#> 3  104.0304 108.0562
#> 4  119.0214 121.1780
#> 5  114.3891 111.7864
#> 6  111.7754 112.8943
data("haemoglobin", package = "mecor")

Suppose reference measure $$X$$ is not observed in dataset icvs. To correct the bias in the naive association between exposure $$X^*$$ and outcome $$Y$$ given $$Z$$, using the external validation study, one can proceed as follows using mecor():

# Estimate the calibration model in the external validation study
calmod <- lm(capillary ~ venous,
data = haemoglobin)
# Use the calibration model for measurement error correction:
mecor(MeasErrorExt(substitute = capillary, model = calmod) ~ supplement,
data = haemoglobin)
#>
#> Call:
#> mecor(formula = MeasErrorExt(substitute = capillary, model = calmod) ~
#>     supplement, data = haemoglobin)
#>
#> Coefficients Corrected Model:
#> (Intercept)  supplement
#>   117.99341     6.97392
#>
#> Coefficients Uncorrected Model:
#> (Intercept)  supplement
#>  124.452261    7.764702

In the above, a MeasErrorExt() object is used, indicating that external information is used for measurement error correction. The model argument of a MeasErrorExt() object takes a linear model of class lm (in the above calmod). Alternatively, a named list with the coefficients of the calibration model can be used as follows:
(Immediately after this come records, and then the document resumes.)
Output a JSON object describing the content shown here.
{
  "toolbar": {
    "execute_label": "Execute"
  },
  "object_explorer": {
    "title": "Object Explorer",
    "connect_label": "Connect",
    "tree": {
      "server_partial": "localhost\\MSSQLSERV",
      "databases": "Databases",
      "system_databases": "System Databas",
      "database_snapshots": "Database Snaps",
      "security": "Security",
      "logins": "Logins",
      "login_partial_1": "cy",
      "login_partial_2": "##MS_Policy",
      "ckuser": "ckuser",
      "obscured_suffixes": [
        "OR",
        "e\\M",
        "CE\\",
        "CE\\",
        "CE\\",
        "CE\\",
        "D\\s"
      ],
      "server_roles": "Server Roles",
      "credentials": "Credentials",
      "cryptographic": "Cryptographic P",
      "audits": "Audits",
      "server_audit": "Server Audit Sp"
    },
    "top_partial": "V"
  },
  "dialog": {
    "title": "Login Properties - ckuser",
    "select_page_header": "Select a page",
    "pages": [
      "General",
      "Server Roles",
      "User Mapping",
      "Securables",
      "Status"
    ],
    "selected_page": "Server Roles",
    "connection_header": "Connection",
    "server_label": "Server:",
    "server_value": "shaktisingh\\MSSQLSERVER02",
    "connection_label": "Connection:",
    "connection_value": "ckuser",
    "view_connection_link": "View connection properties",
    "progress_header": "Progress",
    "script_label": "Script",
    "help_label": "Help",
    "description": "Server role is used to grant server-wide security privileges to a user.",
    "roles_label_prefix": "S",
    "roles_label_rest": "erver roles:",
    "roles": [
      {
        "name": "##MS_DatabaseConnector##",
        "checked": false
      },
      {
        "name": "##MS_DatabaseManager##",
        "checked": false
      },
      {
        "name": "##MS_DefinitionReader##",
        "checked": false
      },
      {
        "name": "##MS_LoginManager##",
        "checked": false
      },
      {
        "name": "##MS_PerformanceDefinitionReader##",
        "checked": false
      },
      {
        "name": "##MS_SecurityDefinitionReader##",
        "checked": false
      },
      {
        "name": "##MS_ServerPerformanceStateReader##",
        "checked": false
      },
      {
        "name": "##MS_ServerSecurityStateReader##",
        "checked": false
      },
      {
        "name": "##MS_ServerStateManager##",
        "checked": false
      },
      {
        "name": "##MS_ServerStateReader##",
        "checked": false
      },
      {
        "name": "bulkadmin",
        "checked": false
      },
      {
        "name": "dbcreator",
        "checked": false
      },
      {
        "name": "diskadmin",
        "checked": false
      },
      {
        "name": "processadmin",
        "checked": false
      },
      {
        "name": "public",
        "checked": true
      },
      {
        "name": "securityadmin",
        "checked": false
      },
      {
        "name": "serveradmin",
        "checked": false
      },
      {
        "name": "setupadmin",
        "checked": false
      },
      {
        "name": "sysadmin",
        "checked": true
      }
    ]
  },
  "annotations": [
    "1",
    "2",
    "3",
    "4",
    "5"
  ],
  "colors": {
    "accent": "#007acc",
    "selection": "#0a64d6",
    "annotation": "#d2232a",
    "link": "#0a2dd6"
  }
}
# Use coefficients for measurement error correction:
mecor(MeasErrorExt(capillary, model = list(coef = c(-7, 1.1))) ~ supplement,
data = haemoglobin)
#>
#> Call:
#> mecor(formula = MeasErrorExt(capillary, model = list(coef = c(-7,
#>     1.1))) ~ supplement, data = haemoglobin)
#>
#> Coefficients Corrected Model:
#> (Intercept)  supplement
#>   119.50206     7.05882
#>
#> Coefficients Uncorrected Model:
#> (Intercept)  supplement
#>  124.452261    7.764702